Dean was starting to lose his fight against the midday sleepiness by the time Sam came back in, which was good timing on Sam’s part since Luther had just woken up.
“They built the church over Indian holy ground. Doesn’t do a damn thing to stop a demon as big-league as this one, but the different consecrations on the place can confuse it sometimes.” Luther painfully rolled over. He paused to stare down at his rattling ankles, shot a tired look at Dean, and kept on going till he’d gotten onto his back. “Works better than the trick your father tried to pull. They caught on faster than he was expecting.”
“Where is he?” Dean demanded. He glanced over his shoulder long enough to see Sam leaning against a table behind and to the left, then turned back to bend down to Luther. “Why didn’t the demon get you?”
The effort of turning over left Luther breathing hard for nearly a minute. He stared up at the ceiling, but it was obvious he wasn’t really seeing it. He probably was a hair away from passing out again, but Dean couldn’t work up any sympathy. “I think they took him to an apartment complex.

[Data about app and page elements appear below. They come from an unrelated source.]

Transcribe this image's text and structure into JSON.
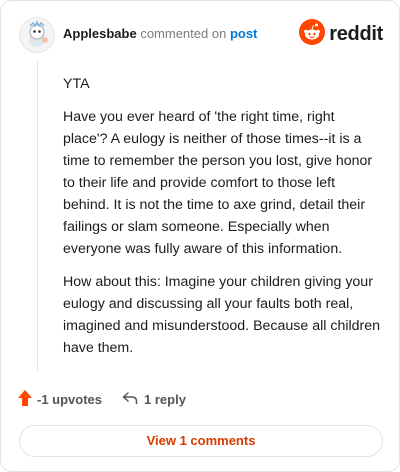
{
  "comment": {
    "username": "Applesbabe",
    "action_text": "commented on",
    "post_link": "post",
    "brand": "reddit",
    "paragraphs": [
      "YTA",
      "Have you ever heard of 'the right time, right place'? A eulogy is neither of those times--it is a time to remember the person you lost, give honor to their life and provide comfort to those left behind. It is not the time to axe grind, detail their failings or slam someone. Especially when everyone was fully aware of this information.",
      "How about this: Imagine your children giving your eulogy and discussing all your faults both real, imagined and misunderstood. Because all children have them."
    ],
    "votes_label": "-1 upvotes",
    "replies_label": "1 reply",
    "view_comments_label": "View 1 comments"
  },
  "colors": {
    "reddit_orange": "#ff4500",
    "link_blue": "#0079d3",
    "view_button_text": "#d93a00"
  },
  "icons": {
    "avatar": "snoo-avatar-icon",
    "brand": "reddit-logo-icon",
    "upvote": "upvote-arrow-icon",
    "reply": "reply-arrow-icon"
  }
}
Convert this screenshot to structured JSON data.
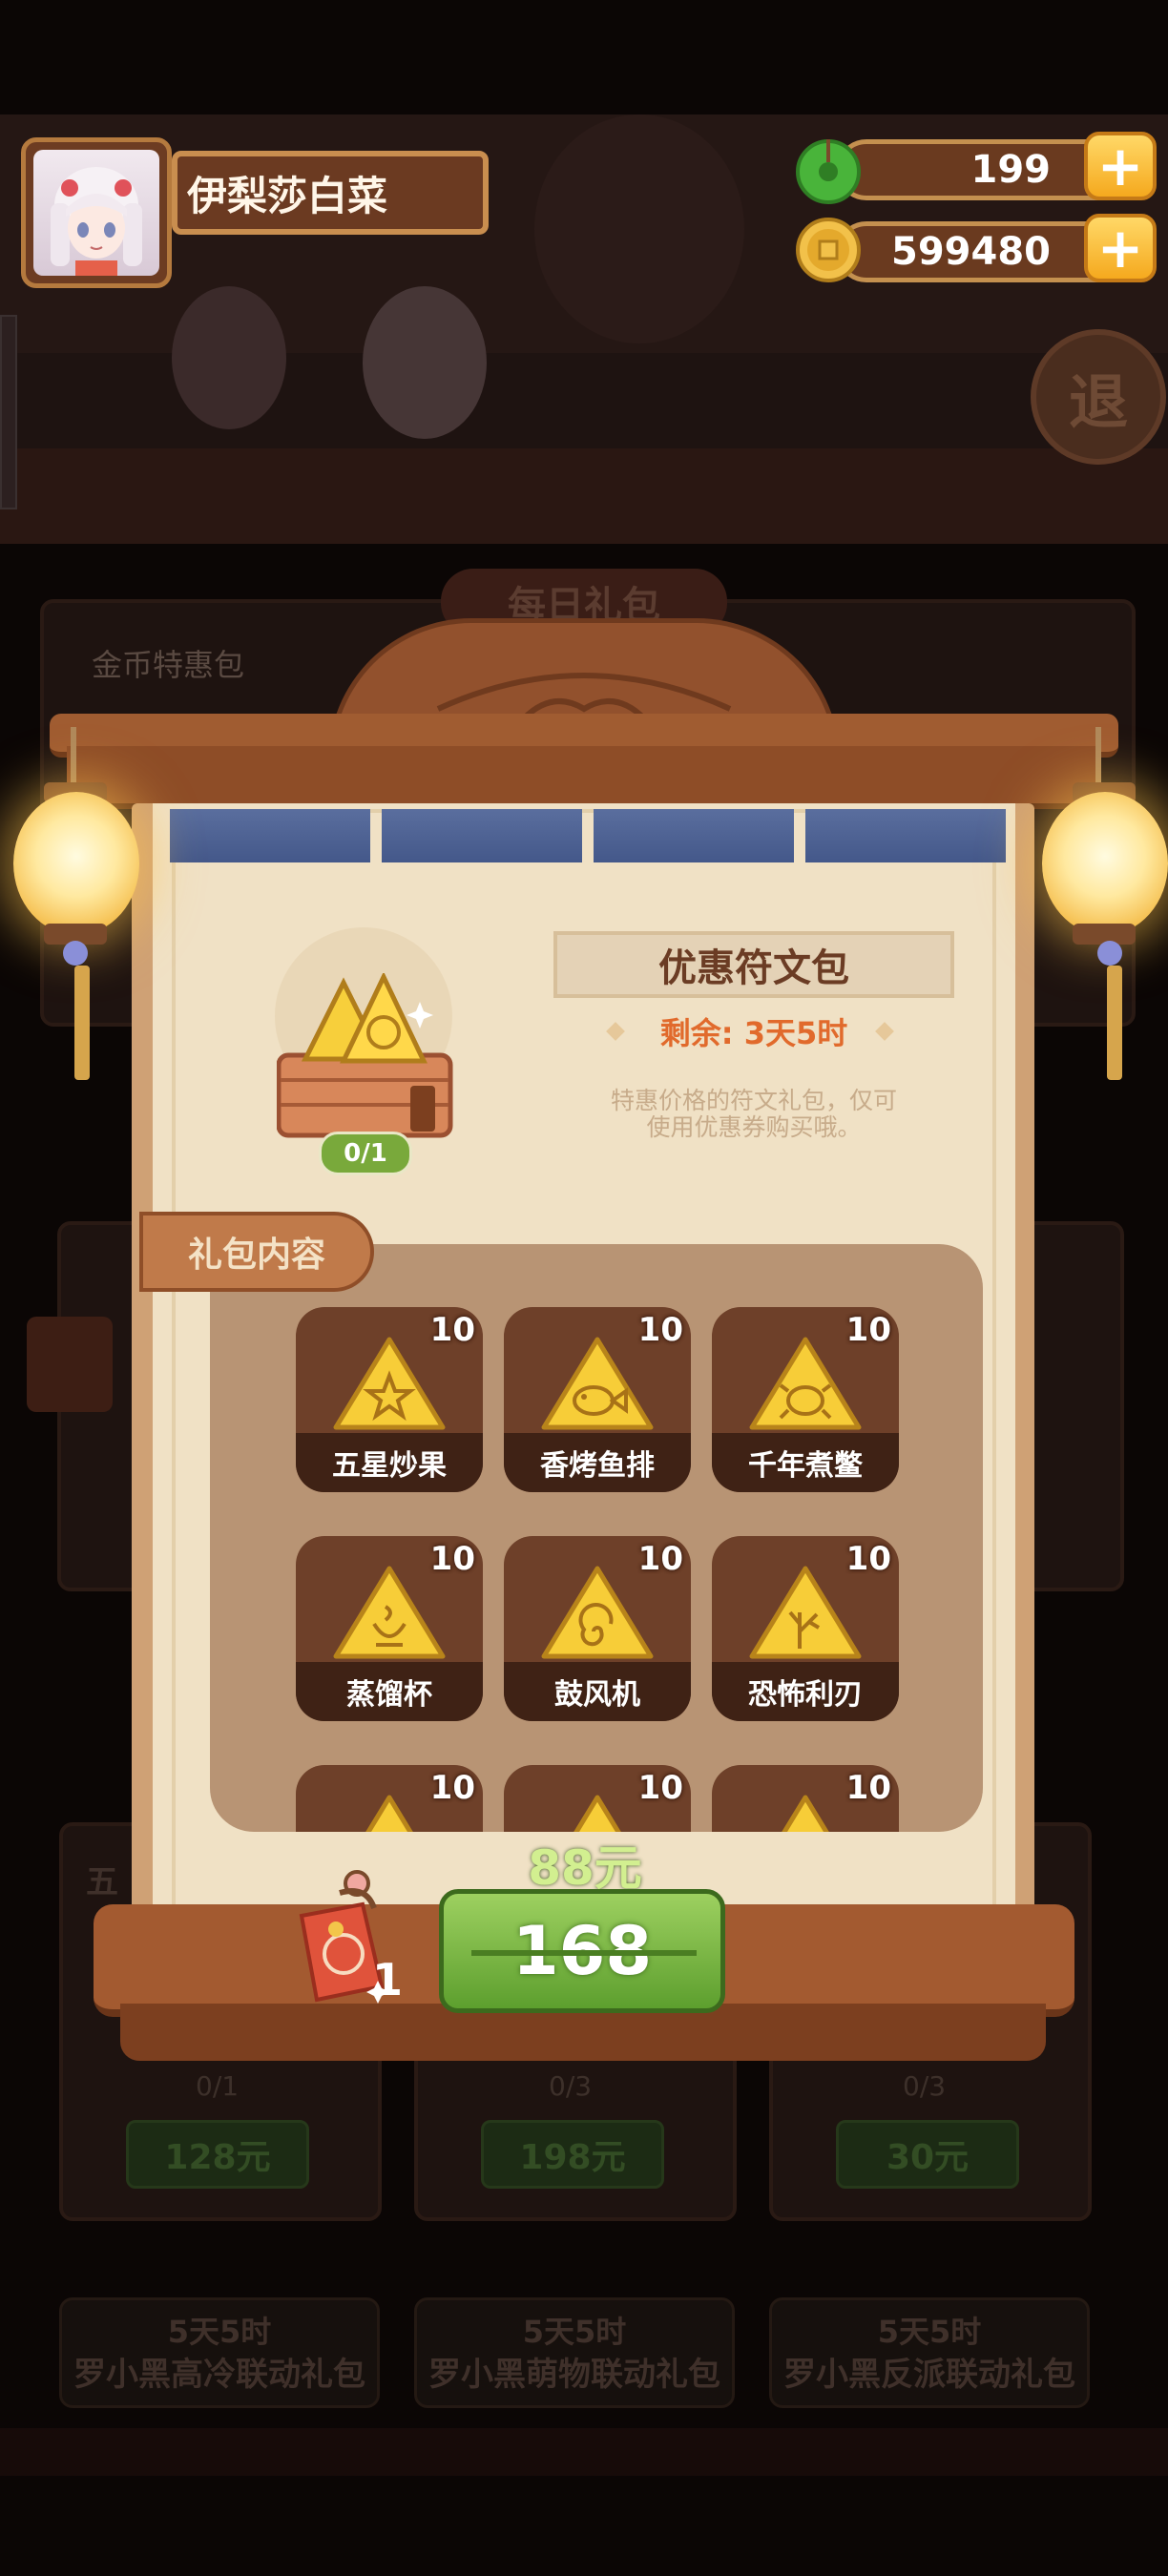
{
  "player": {
    "name": "伊梨莎白菜"
  },
  "resources": {
    "jade": {
      "value": "199",
      "icon": "jade-icon",
      "color": "#4bb83a"
    },
    "coins": {
      "value": "599480",
      "icon": "coin-icon",
      "color": "#e6b43a"
    }
  },
  "background": {
    "tab": "每日礼包",
    "section": "金币特惠包",
    "exit_label": "退",
    "side_card_label": "五",
    "counts": [
      "0/1",
      "0/3",
      "0/3"
    ],
    "prices": [
      "128元",
      "198元",
      "30元"
    ],
    "bundles": [
      {
        "time": "5天5时",
        "name": "罗小黑高冷联动礼包"
      },
      {
        "time": "5天5时",
        "name": "罗小黑萌物联动礼包"
      },
      {
        "time": "5天5时",
        "name": "罗小黑反派联动礼包"
      }
    ]
  },
  "popup": {
    "title": "优惠符文包",
    "remaining": "剩余: 3天5时",
    "description": "特惠价格的符文礼包，仅可使用优惠券购买哦。",
    "purchase_count": "0/1",
    "contents_label": "礼包内容",
    "items": [
      {
        "name": "五星炒果",
        "qty": "10",
        "symbol": "star"
      },
      {
        "name": "香烤鱼排",
        "qty": "10",
        "symbol": "fish"
      },
      {
        "name": "千年煮鳖",
        "qty": "10",
        "symbol": "turtle"
      },
      {
        "name": "蒸馏杯",
        "qty": "10",
        "symbol": "cup"
      },
      {
        "name": "鼓风机",
        "qty": "10",
        "symbol": "spiral"
      },
      {
        "name": "恐怖利刃",
        "qty": "10",
        "symbol": "blade"
      },
      {
        "name": "",
        "qty": "10",
        "symbol": ""
      },
      {
        "name": "",
        "qty": "10",
        "symbol": ""
      },
      {
        "name": "",
        "qty": "10",
        "symbol": ""
      }
    ],
    "coupon_count": "1",
    "sale_price": "88元",
    "original_price": "168",
    "accent_color": "#e16a2c"
  }
}
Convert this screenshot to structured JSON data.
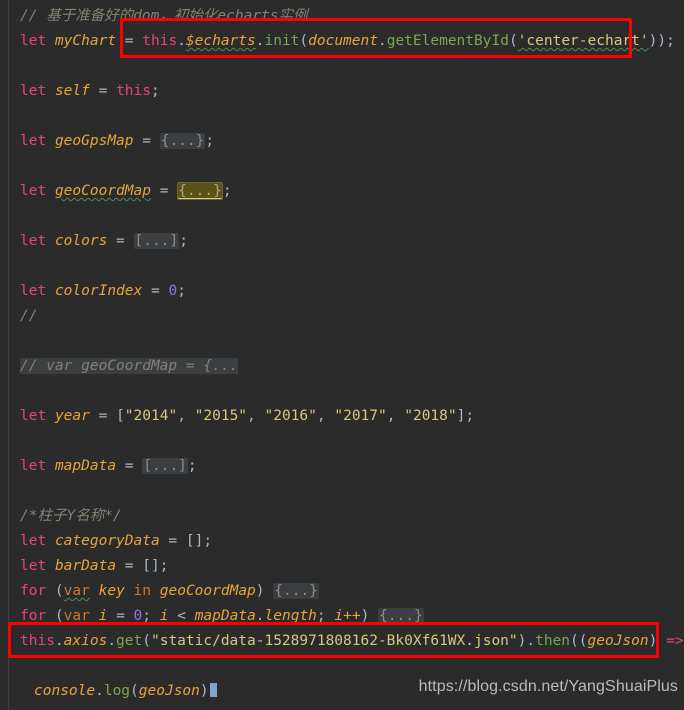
{
  "editor": {
    "theme": "darcula",
    "background": "#2b2b2b",
    "colors": {
      "keyword": "#e8447c",
      "identifier": "#e8a33d",
      "string": "#d9c77c",
      "number": "#8d7ae0",
      "comment": "#808274",
      "function": "#7aa84f",
      "annotation_box": "#ff0000",
      "fold_placeholder": "#3c3f41",
      "fold_placeholder_active": "#585219"
    }
  },
  "lines": {
    "l01_comment": "// 基于准备好的dom，初始化echarts实例",
    "l02": {
      "let": "let",
      "name": "myChart",
      "eq": " = ",
      "this": "this",
      "echarts": "$echarts",
      "init": "init",
      "document": "document",
      "getElementById": "getElementById",
      "arg": "'center-echart'",
      "tail": "));"
    },
    "l03": {
      "let": "let",
      "name": "self",
      "eq": " = ",
      "this": "this",
      "semi": ";"
    },
    "l04": {
      "let": "let",
      "name": "geoGpsMap",
      "eq": " = ",
      "fold": "{...}",
      "semi": ";"
    },
    "l05": {
      "let": "let",
      "name": "geoCoordMap",
      "eq": " = ",
      "fold": "{...}",
      "semi": ";"
    },
    "l06": {
      "let": "let",
      "name": "colors",
      "eq": " = ",
      "fold": "[...]",
      "semi": ";"
    },
    "l07": {
      "let": "let",
      "name": "colorIndex",
      "eq": " = ",
      "num": "0",
      "semi": ";"
    },
    "l08_comment": "//",
    "l09_comment": "// var geoCoordMap = {...",
    "l10": {
      "let": "let",
      "name": "year",
      "eq": " = ",
      "open": "[",
      "values": [
        "\"2014\"",
        "\"2015\"",
        "\"2016\"",
        "\"2017\"",
        "\"2018\""
      ],
      "close": "];"
    },
    "l11": {
      "let": "let",
      "name": "mapData",
      "eq": " = ",
      "fold": "[...]",
      "semi": ";"
    },
    "l12_comment": "/*柱子Y名称*/",
    "l13": {
      "let": "let",
      "name": "categoryData",
      "eq": " = ",
      "val": "[]",
      "semi": ";"
    },
    "l14": {
      "let": "let",
      "name": "barData",
      "eq": " = ",
      "val": "[]",
      "semi": ";"
    },
    "l15": {
      "for": "for",
      "open": " (",
      "var": "var",
      "key": "key",
      "in": "in",
      "obj": "geoCoordMap",
      "close": ") ",
      "fold": "{...}"
    },
    "l16": {
      "for": "for",
      "open": " (",
      "var": "var",
      "i": "i",
      "eq": " = ",
      "zero": "0",
      "semi1": "; ",
      "i2": "i",
      "lt": " < ",
      "mapData": "mapData",
      "dot": ".",
      "length": "length",
      "semi2": "; ",
      "inc": "i++",
      "close": ") ",
      "fold": "{...}"
    },
    "l17": {
      "this": "this",
      "dot1": ".",
      "axios": "axios",
      "dot2": ".",
      "get": "get",
      "open": "(",
      "url": "\"static/data-1528971808162-Bk0Xf61WX.json\"",
      "close": ")",
      "dot3": ".",
      "then": "then",
      "open2": "((",
      "param": "geoJson",
      "close2": ") ",
      "arrow": "=>",
      "brace": " {"
    },
    "l18": {
      "console": "console",
      "dot": ".",
      "log": "log",
      "open": "(",
      "arg": "geoJson",
      "close": ")"
    }
  },
  "watermark": "https://blog.csdn.net/YangShuaiPlus"
}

Sunrise Apartments…they looked like they were pulling in there.”
“Looked like?” Sam pushed off the table and came forward till he was abreast of Dean.
When he came up, Luther turned his head to look at him. “I had to run again at that point,” he said. Put a hell of a lot of acid into his voice. “And it did get me—it just happened that it could either get your dad or me at that point, and when it figured out that your dad didn’t have a problem leaving me, it dropped me and went after him instead. By the time it came back for me, I’d left.”
“So much for sucking up to us. Didn’t want to try being a hero?” Dean snorted.
Luther’s eyes flicked over, and his lip faintly curled. “No, Dean. I didn’t. The moment I could, I got out of the way and I watched it grab your dad and rip him up. Given a…given a choice, he’d kill me too, so why should I get into that?”
“You goddamn son of a—” Dean bolted up and was about two inches from figuring out if he could decapitate Luther with his bare hands when Sam pulled him back. And even then, it was a close call for a few seconds. “You bastard. So why’d you call? Huh? Because the demon made you an offer?”
“Right, it told me I’d get off if I contacted you and talked you into going after your dad right into what anyone could tell you is a trap. Sit down and don’t be stupid, damn it. It’s older than you or me, and it’s been watching you for your whole life,” Luther snapped. “It knows you don’t care. You’ll walk in anyway as long as your dad’s still alive, and so he is. And so it’d be pointless to use me like that.”
The fucking son of a bitch. But he was right. He was right, and Dean sat back down and stared at his hands. “But we have to,” he finally said. “We have to get Dad back.”